# What to do
Please tally how many lines in the entries below include the word "Бычкова", giving only the number.

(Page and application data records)
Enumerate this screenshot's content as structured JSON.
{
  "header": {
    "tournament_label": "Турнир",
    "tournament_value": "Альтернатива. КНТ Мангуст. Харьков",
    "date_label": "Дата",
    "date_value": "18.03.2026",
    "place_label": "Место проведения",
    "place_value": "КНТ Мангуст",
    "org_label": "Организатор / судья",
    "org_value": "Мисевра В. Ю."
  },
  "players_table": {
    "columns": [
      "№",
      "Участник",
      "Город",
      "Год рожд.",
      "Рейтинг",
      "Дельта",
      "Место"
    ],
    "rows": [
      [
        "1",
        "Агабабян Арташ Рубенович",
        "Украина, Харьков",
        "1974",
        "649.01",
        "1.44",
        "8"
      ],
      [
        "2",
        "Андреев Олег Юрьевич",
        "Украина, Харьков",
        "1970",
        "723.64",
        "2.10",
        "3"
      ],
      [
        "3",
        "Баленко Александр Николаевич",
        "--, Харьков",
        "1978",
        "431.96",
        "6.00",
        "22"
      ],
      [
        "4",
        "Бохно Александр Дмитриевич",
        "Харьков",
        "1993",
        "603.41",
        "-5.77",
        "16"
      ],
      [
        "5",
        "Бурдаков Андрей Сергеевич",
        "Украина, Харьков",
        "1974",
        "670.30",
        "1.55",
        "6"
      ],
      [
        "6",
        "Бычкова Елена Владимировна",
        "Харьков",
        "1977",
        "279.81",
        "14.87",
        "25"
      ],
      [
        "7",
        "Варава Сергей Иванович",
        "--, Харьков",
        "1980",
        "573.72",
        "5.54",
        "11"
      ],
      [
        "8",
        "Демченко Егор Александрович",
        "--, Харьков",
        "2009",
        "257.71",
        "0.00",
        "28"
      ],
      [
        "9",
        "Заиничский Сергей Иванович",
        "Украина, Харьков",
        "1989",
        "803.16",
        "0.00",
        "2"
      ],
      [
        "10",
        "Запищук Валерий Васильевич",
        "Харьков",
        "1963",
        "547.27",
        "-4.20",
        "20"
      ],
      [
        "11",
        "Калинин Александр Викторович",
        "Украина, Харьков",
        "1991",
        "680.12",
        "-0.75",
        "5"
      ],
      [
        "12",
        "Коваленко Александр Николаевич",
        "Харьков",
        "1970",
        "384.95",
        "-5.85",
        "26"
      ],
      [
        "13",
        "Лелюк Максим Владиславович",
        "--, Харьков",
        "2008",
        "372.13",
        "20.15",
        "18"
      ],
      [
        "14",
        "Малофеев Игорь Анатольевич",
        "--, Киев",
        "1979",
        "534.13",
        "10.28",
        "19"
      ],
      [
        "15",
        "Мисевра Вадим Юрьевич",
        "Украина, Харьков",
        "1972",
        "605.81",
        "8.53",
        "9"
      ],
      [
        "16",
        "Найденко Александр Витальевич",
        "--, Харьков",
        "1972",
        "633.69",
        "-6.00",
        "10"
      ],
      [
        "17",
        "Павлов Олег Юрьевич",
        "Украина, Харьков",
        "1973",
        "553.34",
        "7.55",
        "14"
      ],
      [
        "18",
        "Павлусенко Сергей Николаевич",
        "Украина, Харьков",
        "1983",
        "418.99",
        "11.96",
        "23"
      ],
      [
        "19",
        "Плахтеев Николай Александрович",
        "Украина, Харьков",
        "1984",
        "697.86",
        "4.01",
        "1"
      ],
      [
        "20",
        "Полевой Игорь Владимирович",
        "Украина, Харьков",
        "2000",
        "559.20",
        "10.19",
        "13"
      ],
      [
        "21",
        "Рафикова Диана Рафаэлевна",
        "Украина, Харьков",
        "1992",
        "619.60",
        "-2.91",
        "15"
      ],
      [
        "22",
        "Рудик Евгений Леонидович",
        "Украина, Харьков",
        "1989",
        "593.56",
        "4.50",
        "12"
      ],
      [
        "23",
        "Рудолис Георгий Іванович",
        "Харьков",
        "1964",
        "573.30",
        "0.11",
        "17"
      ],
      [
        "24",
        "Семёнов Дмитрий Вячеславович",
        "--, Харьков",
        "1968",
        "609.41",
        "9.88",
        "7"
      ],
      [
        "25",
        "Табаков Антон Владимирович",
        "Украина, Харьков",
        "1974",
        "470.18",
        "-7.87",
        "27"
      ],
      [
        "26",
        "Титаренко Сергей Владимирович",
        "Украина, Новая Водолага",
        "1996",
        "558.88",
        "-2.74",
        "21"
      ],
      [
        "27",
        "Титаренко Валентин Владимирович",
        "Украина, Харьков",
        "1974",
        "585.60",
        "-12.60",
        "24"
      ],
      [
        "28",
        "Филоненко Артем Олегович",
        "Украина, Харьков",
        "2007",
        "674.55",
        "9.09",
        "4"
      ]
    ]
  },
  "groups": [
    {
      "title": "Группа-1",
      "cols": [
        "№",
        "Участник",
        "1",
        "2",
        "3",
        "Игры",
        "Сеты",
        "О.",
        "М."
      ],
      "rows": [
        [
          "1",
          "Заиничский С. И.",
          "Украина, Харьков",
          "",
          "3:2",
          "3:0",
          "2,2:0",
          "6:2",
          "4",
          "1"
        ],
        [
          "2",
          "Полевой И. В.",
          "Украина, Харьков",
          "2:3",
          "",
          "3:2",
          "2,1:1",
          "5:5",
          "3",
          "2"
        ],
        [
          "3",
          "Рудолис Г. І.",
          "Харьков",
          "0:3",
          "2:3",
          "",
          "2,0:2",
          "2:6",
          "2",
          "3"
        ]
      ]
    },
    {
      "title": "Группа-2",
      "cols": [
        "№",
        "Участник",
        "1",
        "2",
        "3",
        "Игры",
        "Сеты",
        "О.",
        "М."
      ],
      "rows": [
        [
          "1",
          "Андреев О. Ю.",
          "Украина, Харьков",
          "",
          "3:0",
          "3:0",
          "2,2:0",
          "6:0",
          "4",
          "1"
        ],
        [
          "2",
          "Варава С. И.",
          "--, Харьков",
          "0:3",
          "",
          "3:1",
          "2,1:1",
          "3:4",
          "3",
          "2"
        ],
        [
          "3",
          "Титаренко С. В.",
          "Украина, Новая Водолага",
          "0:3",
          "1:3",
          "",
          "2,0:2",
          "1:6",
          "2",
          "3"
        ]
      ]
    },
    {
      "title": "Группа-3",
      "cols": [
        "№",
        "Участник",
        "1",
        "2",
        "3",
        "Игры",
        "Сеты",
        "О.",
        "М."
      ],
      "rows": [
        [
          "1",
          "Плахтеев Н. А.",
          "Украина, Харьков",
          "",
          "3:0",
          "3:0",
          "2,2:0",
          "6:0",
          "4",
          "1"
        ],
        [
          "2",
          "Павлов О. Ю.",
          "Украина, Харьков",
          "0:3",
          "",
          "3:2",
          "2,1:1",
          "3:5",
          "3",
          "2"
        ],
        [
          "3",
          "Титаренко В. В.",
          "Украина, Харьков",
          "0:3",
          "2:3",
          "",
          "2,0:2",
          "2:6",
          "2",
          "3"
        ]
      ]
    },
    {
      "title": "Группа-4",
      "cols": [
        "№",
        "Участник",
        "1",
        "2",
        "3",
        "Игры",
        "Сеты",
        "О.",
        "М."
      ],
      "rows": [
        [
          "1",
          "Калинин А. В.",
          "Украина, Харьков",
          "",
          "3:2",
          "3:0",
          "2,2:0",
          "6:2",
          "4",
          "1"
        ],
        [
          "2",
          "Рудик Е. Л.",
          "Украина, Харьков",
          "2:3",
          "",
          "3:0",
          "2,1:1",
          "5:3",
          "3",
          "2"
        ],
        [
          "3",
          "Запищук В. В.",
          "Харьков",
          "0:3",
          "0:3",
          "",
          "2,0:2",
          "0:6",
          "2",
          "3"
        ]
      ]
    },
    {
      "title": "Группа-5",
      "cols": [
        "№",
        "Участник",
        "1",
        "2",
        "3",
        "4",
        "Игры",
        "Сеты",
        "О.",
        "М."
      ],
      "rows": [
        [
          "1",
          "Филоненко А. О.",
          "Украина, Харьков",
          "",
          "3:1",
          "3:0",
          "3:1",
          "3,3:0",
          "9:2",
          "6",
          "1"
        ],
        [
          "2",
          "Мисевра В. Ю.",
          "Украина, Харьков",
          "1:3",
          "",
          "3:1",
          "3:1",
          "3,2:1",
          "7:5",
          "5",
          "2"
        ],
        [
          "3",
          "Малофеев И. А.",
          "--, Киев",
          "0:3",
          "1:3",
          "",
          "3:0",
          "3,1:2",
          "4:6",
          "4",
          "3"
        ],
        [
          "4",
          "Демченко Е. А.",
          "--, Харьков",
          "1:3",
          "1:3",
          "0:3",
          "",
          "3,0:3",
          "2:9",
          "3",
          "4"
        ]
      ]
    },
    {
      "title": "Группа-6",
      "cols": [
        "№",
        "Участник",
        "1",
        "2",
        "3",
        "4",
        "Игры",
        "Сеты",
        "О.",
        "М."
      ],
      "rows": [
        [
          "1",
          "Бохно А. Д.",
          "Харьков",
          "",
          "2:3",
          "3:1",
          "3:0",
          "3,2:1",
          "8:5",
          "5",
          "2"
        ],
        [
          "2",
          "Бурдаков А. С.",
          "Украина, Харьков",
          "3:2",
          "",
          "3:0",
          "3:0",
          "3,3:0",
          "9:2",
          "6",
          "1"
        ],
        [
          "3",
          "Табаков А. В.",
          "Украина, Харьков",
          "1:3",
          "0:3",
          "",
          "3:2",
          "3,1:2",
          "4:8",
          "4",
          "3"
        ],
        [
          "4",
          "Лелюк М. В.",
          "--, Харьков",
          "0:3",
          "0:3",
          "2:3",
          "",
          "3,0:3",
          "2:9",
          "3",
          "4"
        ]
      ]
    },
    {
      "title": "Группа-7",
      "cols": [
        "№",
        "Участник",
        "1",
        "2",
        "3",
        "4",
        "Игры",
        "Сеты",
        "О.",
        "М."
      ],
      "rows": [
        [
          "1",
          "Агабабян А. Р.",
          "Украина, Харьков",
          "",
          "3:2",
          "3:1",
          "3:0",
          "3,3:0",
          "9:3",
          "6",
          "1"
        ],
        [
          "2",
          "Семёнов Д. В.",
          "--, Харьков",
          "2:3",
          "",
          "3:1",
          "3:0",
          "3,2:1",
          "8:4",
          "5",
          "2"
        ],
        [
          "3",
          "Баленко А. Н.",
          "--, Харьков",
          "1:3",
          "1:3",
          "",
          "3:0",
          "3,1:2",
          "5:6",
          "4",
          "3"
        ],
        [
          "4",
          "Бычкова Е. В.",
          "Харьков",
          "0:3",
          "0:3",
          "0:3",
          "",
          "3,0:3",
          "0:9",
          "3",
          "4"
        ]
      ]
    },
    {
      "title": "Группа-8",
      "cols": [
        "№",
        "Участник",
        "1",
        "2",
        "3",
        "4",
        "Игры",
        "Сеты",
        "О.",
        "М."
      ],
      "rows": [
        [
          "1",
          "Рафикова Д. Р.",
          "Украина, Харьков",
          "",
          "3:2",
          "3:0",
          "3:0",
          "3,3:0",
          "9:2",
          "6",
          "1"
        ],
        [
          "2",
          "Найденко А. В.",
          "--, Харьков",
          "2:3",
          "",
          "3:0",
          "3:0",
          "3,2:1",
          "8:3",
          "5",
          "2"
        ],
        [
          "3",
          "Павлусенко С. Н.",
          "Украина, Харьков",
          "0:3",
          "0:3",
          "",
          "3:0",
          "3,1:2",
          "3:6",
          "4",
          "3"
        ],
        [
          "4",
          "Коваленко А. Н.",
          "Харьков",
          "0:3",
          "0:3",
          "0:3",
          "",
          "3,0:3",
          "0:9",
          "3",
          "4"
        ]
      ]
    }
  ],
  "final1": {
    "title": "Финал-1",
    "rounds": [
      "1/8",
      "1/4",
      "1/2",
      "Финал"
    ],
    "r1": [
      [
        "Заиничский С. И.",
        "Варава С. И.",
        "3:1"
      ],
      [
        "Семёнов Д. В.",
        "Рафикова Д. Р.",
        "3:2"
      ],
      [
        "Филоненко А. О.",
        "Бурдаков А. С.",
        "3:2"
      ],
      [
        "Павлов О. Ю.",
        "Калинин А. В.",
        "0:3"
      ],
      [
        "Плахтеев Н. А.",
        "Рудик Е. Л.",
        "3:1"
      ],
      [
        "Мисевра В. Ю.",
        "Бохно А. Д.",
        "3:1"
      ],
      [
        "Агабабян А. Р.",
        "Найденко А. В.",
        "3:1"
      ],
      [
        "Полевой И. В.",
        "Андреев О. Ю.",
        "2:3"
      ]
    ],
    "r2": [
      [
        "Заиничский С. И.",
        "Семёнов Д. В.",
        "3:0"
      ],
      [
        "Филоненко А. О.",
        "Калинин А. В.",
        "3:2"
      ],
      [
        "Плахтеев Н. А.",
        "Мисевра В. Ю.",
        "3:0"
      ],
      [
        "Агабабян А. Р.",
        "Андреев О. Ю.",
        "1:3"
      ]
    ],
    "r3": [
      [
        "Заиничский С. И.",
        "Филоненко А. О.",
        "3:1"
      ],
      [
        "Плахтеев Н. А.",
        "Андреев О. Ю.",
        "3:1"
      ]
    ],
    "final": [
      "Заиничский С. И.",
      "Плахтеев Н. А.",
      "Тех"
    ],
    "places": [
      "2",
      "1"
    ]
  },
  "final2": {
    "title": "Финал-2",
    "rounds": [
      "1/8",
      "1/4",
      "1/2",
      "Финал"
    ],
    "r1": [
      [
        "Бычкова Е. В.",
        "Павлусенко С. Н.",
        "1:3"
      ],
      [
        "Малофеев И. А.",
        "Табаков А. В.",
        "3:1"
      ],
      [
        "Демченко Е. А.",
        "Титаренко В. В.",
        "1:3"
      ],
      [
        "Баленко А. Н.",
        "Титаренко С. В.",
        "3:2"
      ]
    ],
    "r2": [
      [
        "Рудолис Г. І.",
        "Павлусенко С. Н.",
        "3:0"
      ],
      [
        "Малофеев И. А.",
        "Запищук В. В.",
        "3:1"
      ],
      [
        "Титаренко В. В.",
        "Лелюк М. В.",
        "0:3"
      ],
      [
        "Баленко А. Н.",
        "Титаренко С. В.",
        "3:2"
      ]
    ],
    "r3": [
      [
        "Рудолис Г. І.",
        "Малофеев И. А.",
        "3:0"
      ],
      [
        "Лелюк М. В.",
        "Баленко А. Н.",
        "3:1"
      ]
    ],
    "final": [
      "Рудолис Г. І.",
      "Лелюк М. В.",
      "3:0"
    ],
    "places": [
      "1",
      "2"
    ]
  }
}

# Solution for this exercise
3